Manager should deal with office squabbles

March 10, 2012

Differences between staff members can cause problems with your practice. See how you can effectively deal with the problem.

Q: I've noticed an increase in minor squabbles among my staff. To solve these problems, I'd like to get all the parties together, sit them down, and mediate between them, but that takes too much time. Do you have any advice for quick ways to diffuse the minor disputes that arise? Is there a human resources tool I could use?

A: No real tool out there can replace a good working environment and effective staff supervision. Rather, it starts with professional behavior at the provider level and the establishment of a value system in the practice that holds patient care, customer service, and individual respect for co-workers as high principals in the organization.

Your practice should have a manager who deals with internal squabbles. His or her actions should be based on sound personnel policies and a published policy manual. If there are no policies or any set of references for behavior or performance, establish some.

Recognize that the need to get the staff together to mediate squabbles means that standards or respect are lacking at some level in your practice.

Consider creating a formal policy manual and assigning supervisory staff to administer policies instead of trying to hold court over every disagreement. If you have managerial staff members who are supposed to manage, back them up. If they cannot manage office conflicts, change your management team.
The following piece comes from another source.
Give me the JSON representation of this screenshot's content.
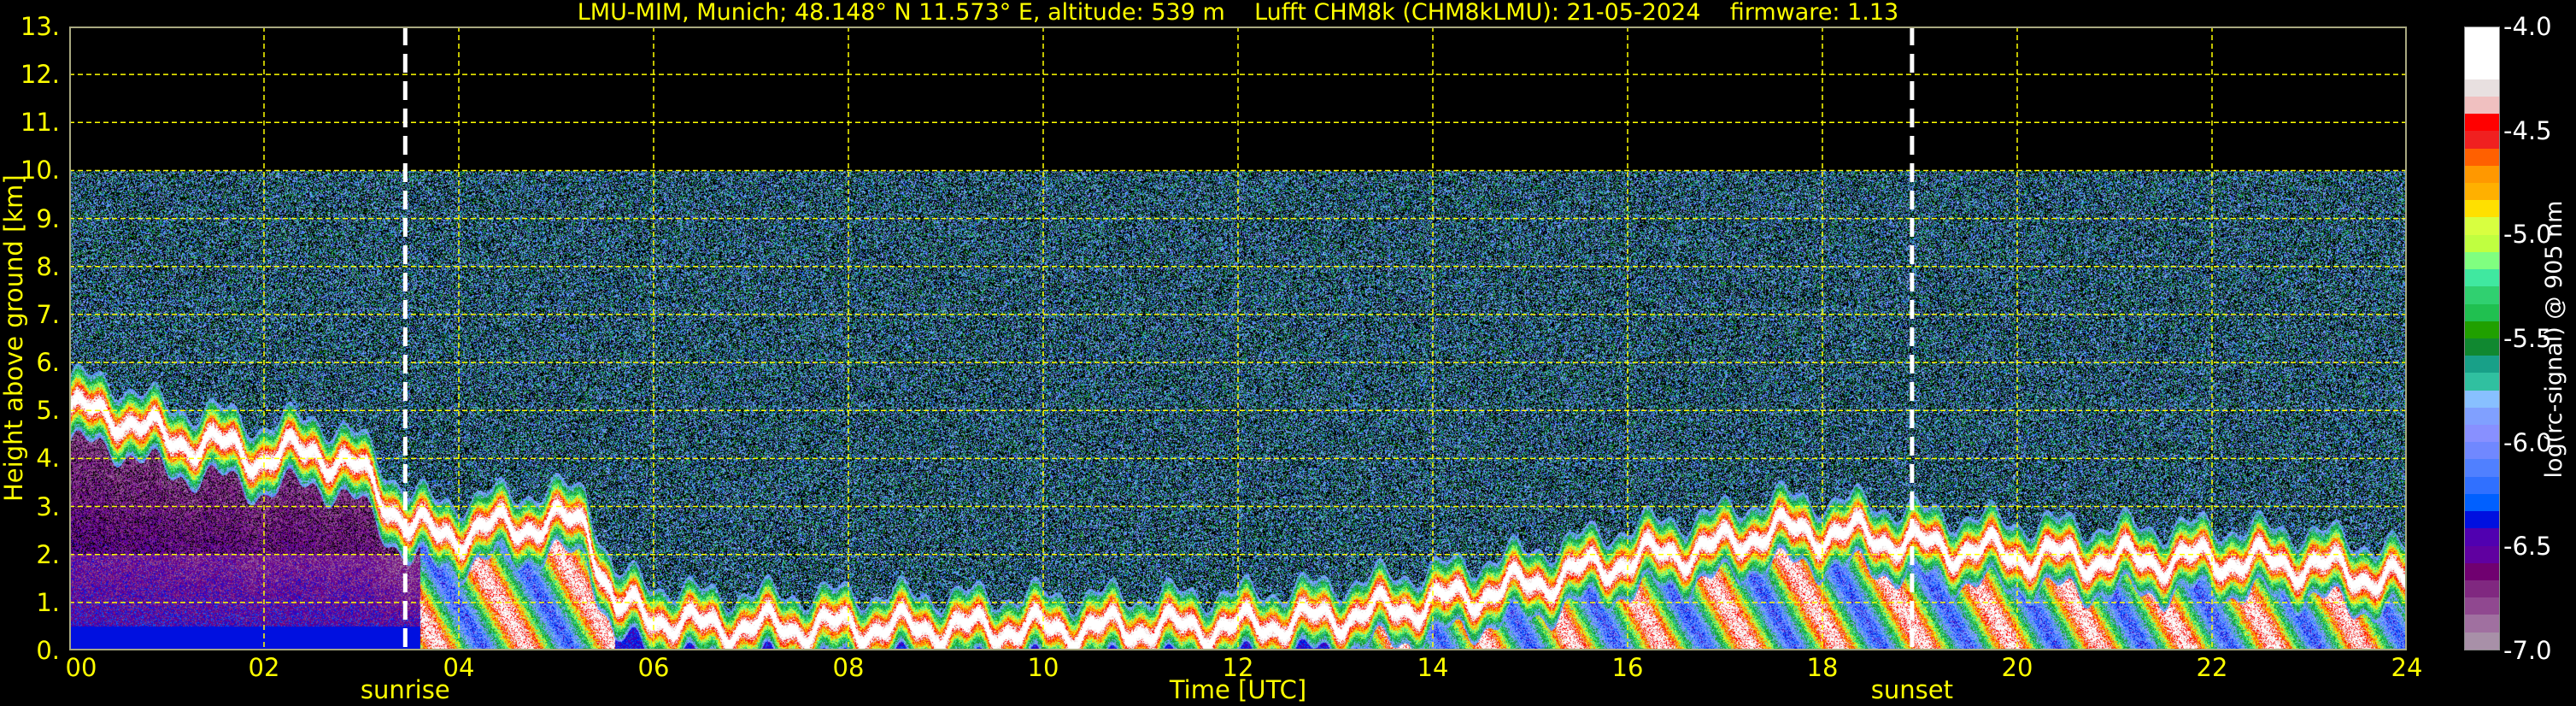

Answer provided by A. Michael LaPenna, The LaPenna Group, Grand Rapids, Michigan. Send your practice management questions to medec@advanstar.com Also engage at http://www.twitter.com/MedEconomics and http://www.facebook.com/MedicalEconomics.